The city of Florence and Lauderdale County have a contract with Shoals Ambulance. Shoals Ambulance said it normally has five staffed ambulances throughout the county, but one family, who wished to remain anonymous, said it took the ambulance service an hour and a half to get to their loved one.
"We didn't know at the time how bad her injuries were," said a family member of the 65-year-old woman.
The woman wants to be anonymous because she doesn't want to embarrass her family member by sharing their story. She says her 65-year-old mother in law fell at her home in Greenhill a few weeks ago and they called 911.
"She [dispatcher] kept saying it would take a while," said the woman.
A while turned into an hour and a half. Shoals Ambulance told WAAY 31 it was a perfect storm of calls and this family did, in fact, wait an hour and a half for service. The service says it was swamped with priority one emergency calls and this particular call was priority two.
"I get they were busy and covered up and stuff, but as my mother-in-law laid there for an hour and a half on hot pavement and very uncomfortable, hurt and in a lot of pain, we could do nothing but put ice on her and pray they would hurry up," said the woman.
The woman and her family couldn't move her mother-in-law and she ended up having a broken ankle. Eventually, the ambulance showed up and took her to the hospital.
"She has blood pressure issues. By the time they got her to the emergency room, her blood pressure was sky high. She was trembling still in a lot of pain and I just think it's ridiculous someone would have to wait that long," said the woman.
No volunteer fire departments were dispatched to this incident either because it was in the system as a second priority call, and Greenhill Volunteer Fire Department only go to life threatening calls or fires.
"It's not just a Greenhill issue. It's a county issue and when I say county, I mean the city of Florence," said Greenhill Volunteer Fire Chief Barry Gray.
Gray said anytime they go on a call, they have to wait for a Shoals Ambulance to show up. It's become such an issue, they began documenting the incidences where response time lagged or when the ambulance service had to call in additional services from neighboring county ambulance services.
"We have issues from not having an ambulance, them having to dispatch an ambulance from another county, to ambulances showing up and equipment failing," said Gray.
We took these questions to Shoals Ambulance and asked if it was in compliance with its contract with the county and city. It said on average, five times a month, it is having to request other ambulance services to come in and help.
The county EMA director told WAAY 31 that is not a contract violation and said they have someone go over any calls by Shoals Ambulance. The EMA director said they are in compliance with their contract.

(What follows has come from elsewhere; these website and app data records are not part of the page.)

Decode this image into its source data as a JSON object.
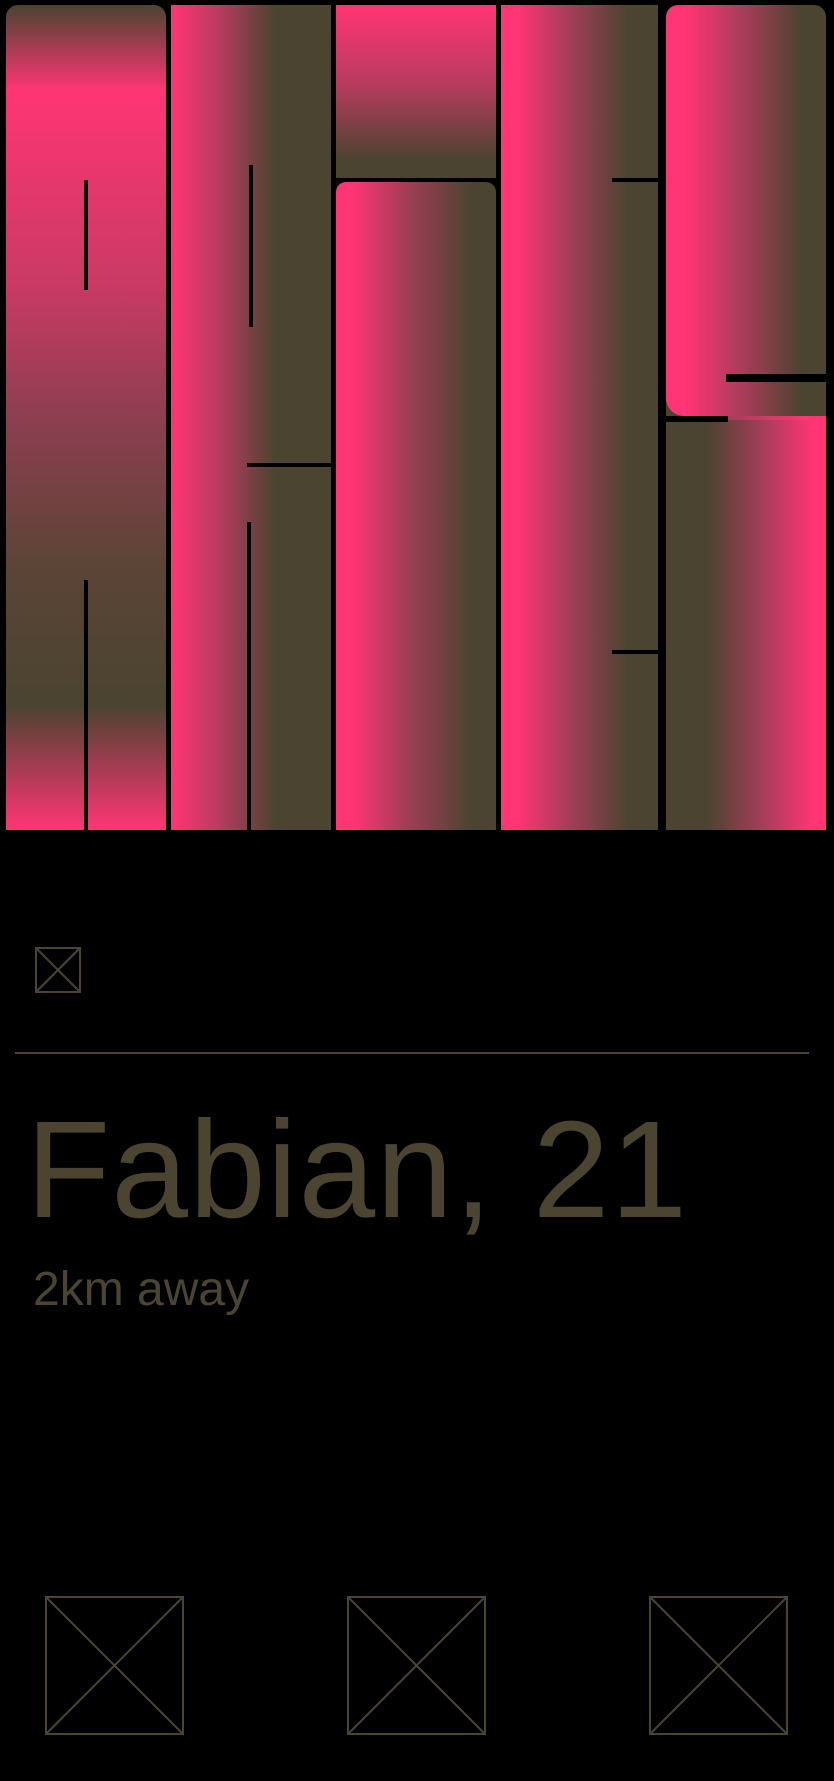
{
  "profile": {
    "name_age": "Fabian, 21",
    "distance": "2km away"
  },
  "icons": {
    "top": "image-placeholder-icon",
    "actions": [
      "image-placeholder-icon",
      "image-placeholder-icon",
      "image-placeholder-icon"
    ]
  },
  "colors": {
    "background": "#000000",
    "accent_pink": "#ff3575",
    "olive": "#4a4430"
  }
}
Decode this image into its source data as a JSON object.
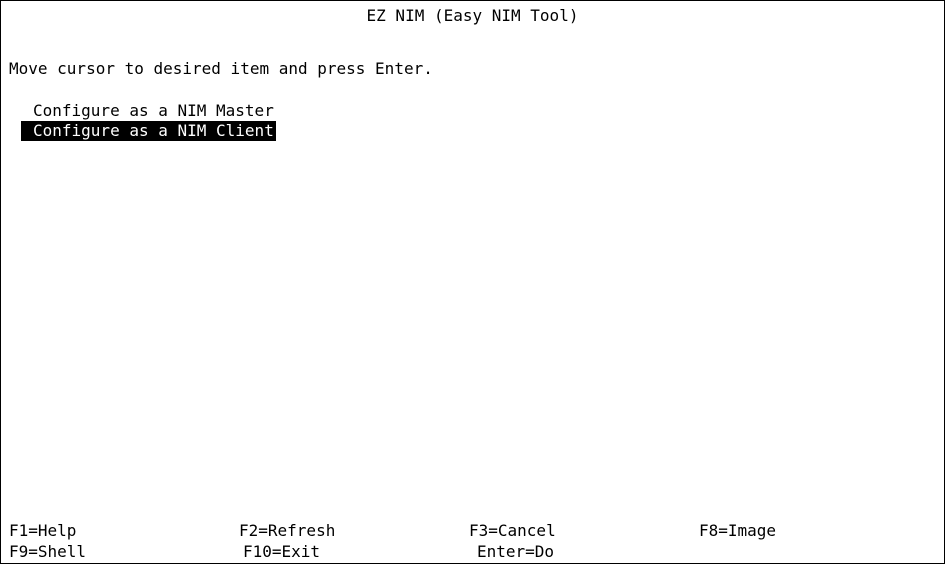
{
  "title": "EZ NIM (Easy NIM Tool)",
  "instructions": "Move cursor to desired item and press Enter.",
  "menu": {
    "items": [
      {
        "label": "Configure as a NIM Master",
        "selected": false
      },
      {
        "label": "Configure as a NIM Client",
        "selected": true
      }
    ]
  },
  "function_keys": {
    "row1": [
      "F1=Help",
      "F2=Refresh",
      "F3=Cancel",
      "F8=Image"
    ],
    "row2": [
      "F9=Shell",
      "F10=Exit",
      "Enter=Do"
    ]
  },
  "colors": {
    "background": "#ffffff",
    "text": "#000000",
    "selection_background": "#000000",
    "selection_text": "#ffffff"
  }
}
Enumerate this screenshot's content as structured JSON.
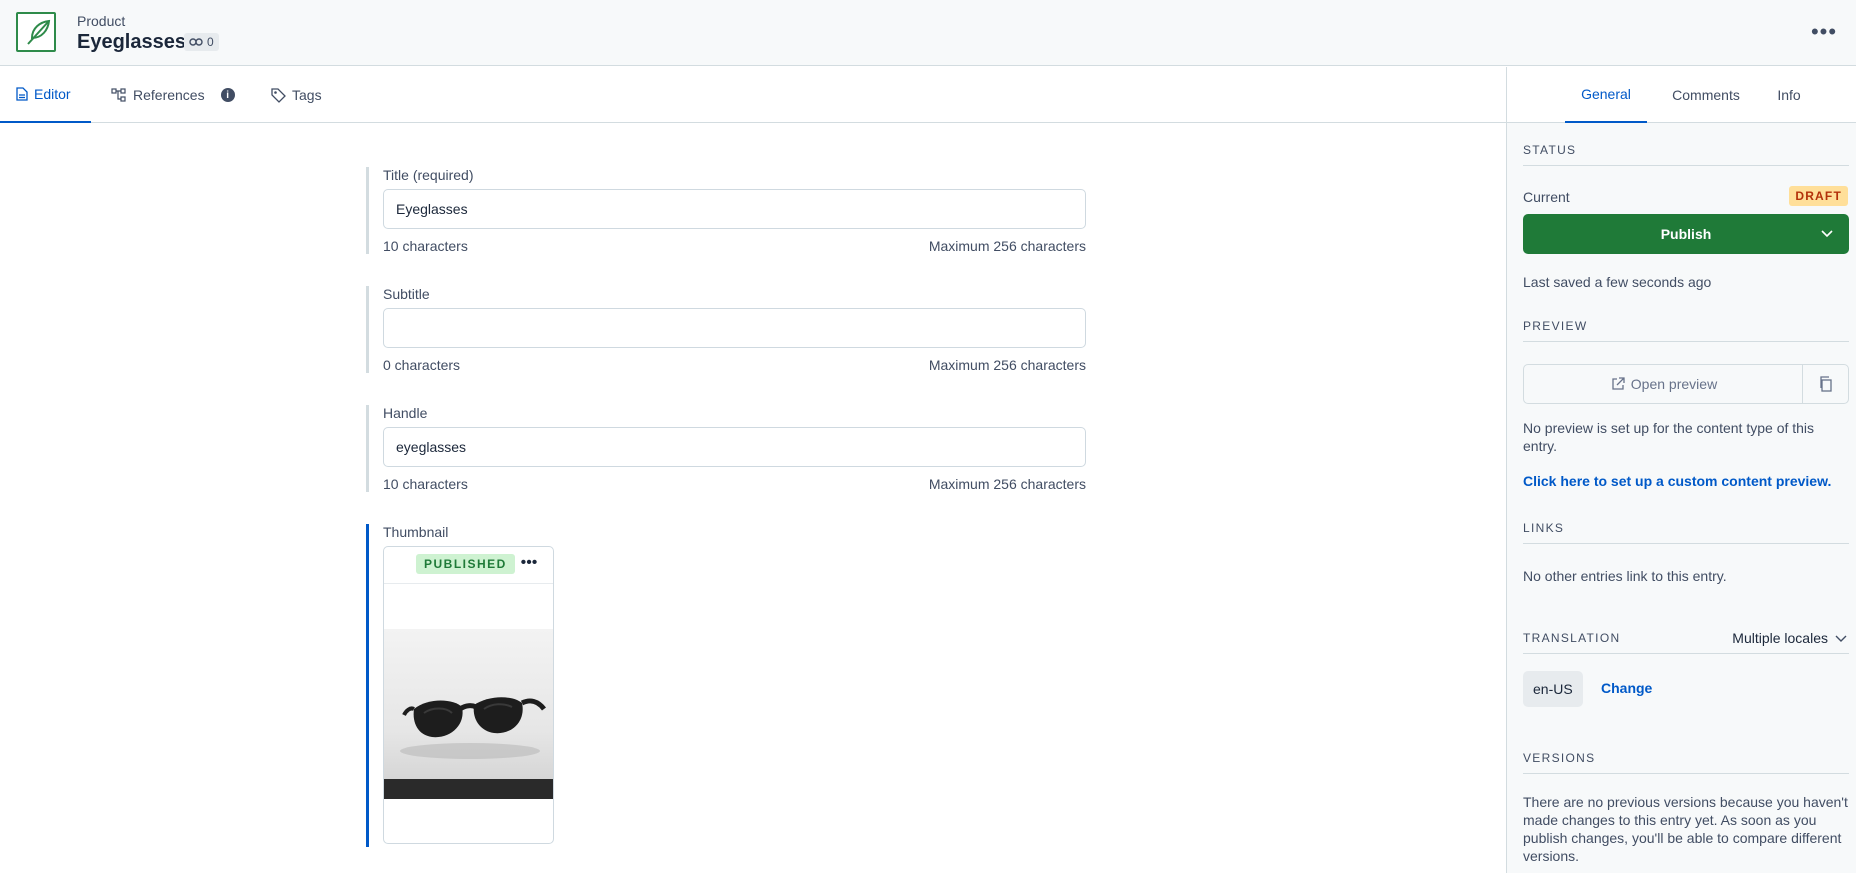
{
  "header": {
    "content_type": "Product",
    "title": "Eyeglasses",
    "link_count": "0"
  },
  "tabs": [
    {
      "label": "Editor",
      "icon": "document-icon",
      "active": true
    },
    {
      "label": "References",
      "icon": "references-icon",
      "active": false
    },
    {
      "label": "Tags",
      "icon": "tag-icon",
      "active": false
    }
  ],
  "fields": {
    "title": {
      "label": "Title (required)",
      "value": "Eyeglasses",
      "count": "10 characters",
      "max": "Maximum 256 characters"
    },
    "subtitle": {
      "label": "Subtitle",
      "value": "",
      "count": "0 characters",
      "max": "Maximum 256 characters"
    },
    "handle": {
      "label": "Handle",
      "value": "eyeglasses",
      "count": "10 characters",
      "max": "Maximum 256 characters"
    },
    "thumbnail": {
      "label": "Thumbnail",
      "status": "PUBLISHED"
    }
  },
  "sidebar": {
    "tabs": [
      "General",
      "Comments",
      "Info"
    ],
    "status": {
      "heading": "STATUS",
      "current_label": "Current",
      "badge": "DRAFT",
      "publish_label": "Publish",
      "last_saved": "Last saved a few seconds ago"
    },
    "preview": {
      "heading": "PREVIEW",
      "open_label": "Open preview",
      "note": "No preview is set up for the content type of this entry.",
      "setup_link": "Click here to set up a custom content preview."
    },
    "links": {
      "heading": "LINKS",
      "note": "No other entries link to this entry."
    },
    "translation": {
      "heading": "TRANSLATION",
      "select": "Multiple locales",
      "locale": "en-US",
      "change_label": "Change"
    },
    "versions": {
      "heading": "VERSIONS",
      "note": "There are no previous versions because you haven't made changes to this entry yet. As soon as you publish changes, you'll be able to compare different versions."
    }
  },
  "colors": {
    "accent": "#0059c8",
    "publish": "#1f7a38",
    "draft_bg": "#ffdf99",
    "published_bg": "#cef2d1"
  }
}
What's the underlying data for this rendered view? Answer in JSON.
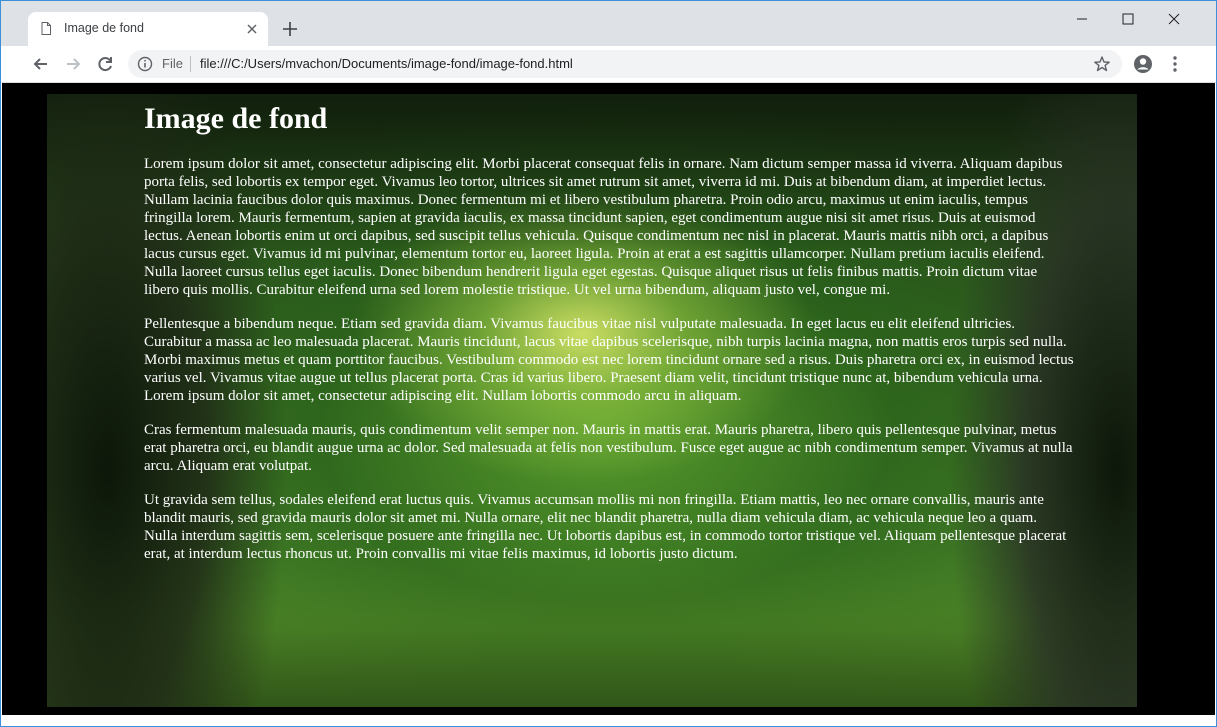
{
  "browser": {
    "tab": {
      "title": "Image de fond"
    },
    "address_bar": {
      "scheme_label": "File",
      "url": "file:///C:/Users/mvachon/Documents/image-fond/image-fond.html"
    }
  },
  "page": {
    "heading": "Image de fond",
    "paragraphs": [
      "Lorem ipsum dolor sit amet, consectetur adipiscing elit. Morbi placerat consequat felis in ornare. Nam dictum semper massa id viverra. Aliquam dapibus porta felis, sed lobortis ex tempor eget. Vivamus leo tortor, ultrices sit amet rutrum sit amet, viverra id mi. Duis at bibendum diam, at imperdiet lectus. Nullam lacinia faucibus dolor quis maximus. Donec fermentum mi et libero vestibulum pharetra. Proin odio arcu, maximus ut enim iaculis, tempus fringilla lorem. Mauris fermentum, sapien at gravida iaculis, ex massa tincidunt sapien, eget condimentum augue nisi sit amet risus. Duis at euismod lectus. Aenean lobortis enim ut orci dapibus, sed suscipit tellus vehicula. Quisque condimentum nec nisl in placerat. Mauris mattis nibh orci, a dapibus lacus cursus eget. Vivamus id mi pulvinar, elementum tortor eu, laoreet ligula. Proin at erat a est sagittis ullamcorper. Nullam pretium iaculis eleifend. Nulla laoreet cursus tellus eget iaculis. Donec bibendum hendrerit ligula eget egestas. Quisque aliquet risus ut felis finibus mattis. Proin dictum vitae libero quis mollis. Curabitur eleifend urna sed lorem molestie tristique. Ut vel urna bibendum, aliquam justo vel, congue mi.",
      "Pellentesque a bibendum neque. Etiam sed gravida diam. Vivamus faucibus vitae nisl vulputate malesuada. In eget lacus eu elit eleifend ultricies. Curabitur a massa ac leo malesuada placerat. Mauris tincidunt, lacus vitae dapibus scelerisque, nibh turpis lacinia magna, non mattis eros turpis sed nulla. Morbi maximus metus et quam porttitor faucibus. Vestibulum commodo est nec lorem tincidunt ornare sed a risus. Duis pharetra orci ex, in euismod lectus varius vel. Vivamus vitae augue ut tellus placerat porta. Cras id varius libero. Praesent diam velit, tincidunt tristique nunc at, bibendum vehicula urna. Lorem ipsum dolor sit amet, consectetur adipiscing elit. Nullam lobortis commodo arcu in aliquam.",
      "Cras fermentum malesuada mauris, quis condimentum velit semper non. Mauris in mattis erat. Mauris pharetra, libero quis pellentesque pulvinar, metus erat pharetra orci, eu blandit augue urna ac dolor. Sed malesuada at felis non vestibulum. Fusce eget augue ac nibh condimentum semper. Vivamus at nulla arcu. Aliquam erat volutpat.",
      "Ut gravida sem tellus, sodales eleifend erat luctus quis. Vivamus accumsan mollis mi non fringilla. Etiam mattis, leo nec ornare convallis, mauris ante blandit mauris, sed gravida mauris dolor sit amet mi. Nulla ornare, elit nec blandit pharetra, nulla diam vehicula diam, ac vehicula neque leo a quam. Nulla interdum sagittis sem, scelerisque posuere ante fringilla nec. Ut lobortis dapibus est, in commodo tortor tristique vel. Aliquam pellentesque placerat erat, at interdum lectus rhoncus ut. Proin convallis mi vitae felis maximus, id lobortis justo dictum."
    ]
  },
  "icons": {
    "tab": "page-icon",
    "tab_close": "close-icon",
    "new_tab": "plus-icon",
    "minimize": "minimize-icon",
    "maximize": "maximize-icon",
    "close_window": "close-icon",
    "back": "arrow-left-icon",
    "forward": "arrow-right-icon",
    "reload": "reload-icon",
    "info": "info-icon",
    "bookmark": "star-icon",
    "profile": "account-icon",
    "menu": "more-vert-icon"
  },
  "colors": {
    "tab_strip": "#dee1e6",
    "window_border": "#3c8fd8",
    "page_background": "#000000",
    "text": "#ffffff"
  }
}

"If an ambulance is 10 or 15 minutes away, that's too long, much less an hour and a half," said Gray.
As we were interviewing Gray, they were called to a car wreck where a truck left the road and hit a tree. Three passengers were in the truck.
We went with volunteer firefighters to the scene on County Road 47. We got there before the second ambulance did and watched as the three people were loaded up into two Shoals Ambulances.
Gray said that call went well and the ambulance service did a great job that time.
"If every response time was like that, we're good. That's the way it should be," said Gray.
Gray said the problem is that not every call goes like that.
"No chief in this county wants Shoals Ambulance gone. We just want you to do what you say you're going to do and be honest about it. If you can't do it, own up to it and get someone in this county that can do it," said Gray.
Shoals Ambulance was the only ambulance service that applied for the contract. The company said because of the wait time the Greenhill family experienced, it is now looking into ways to improve response times.
The company is consulting with a deployment planning expert to go over the system in Lauderdale County and will deliver a report to Lauderdale County EMA, commissioners and local law enforcement.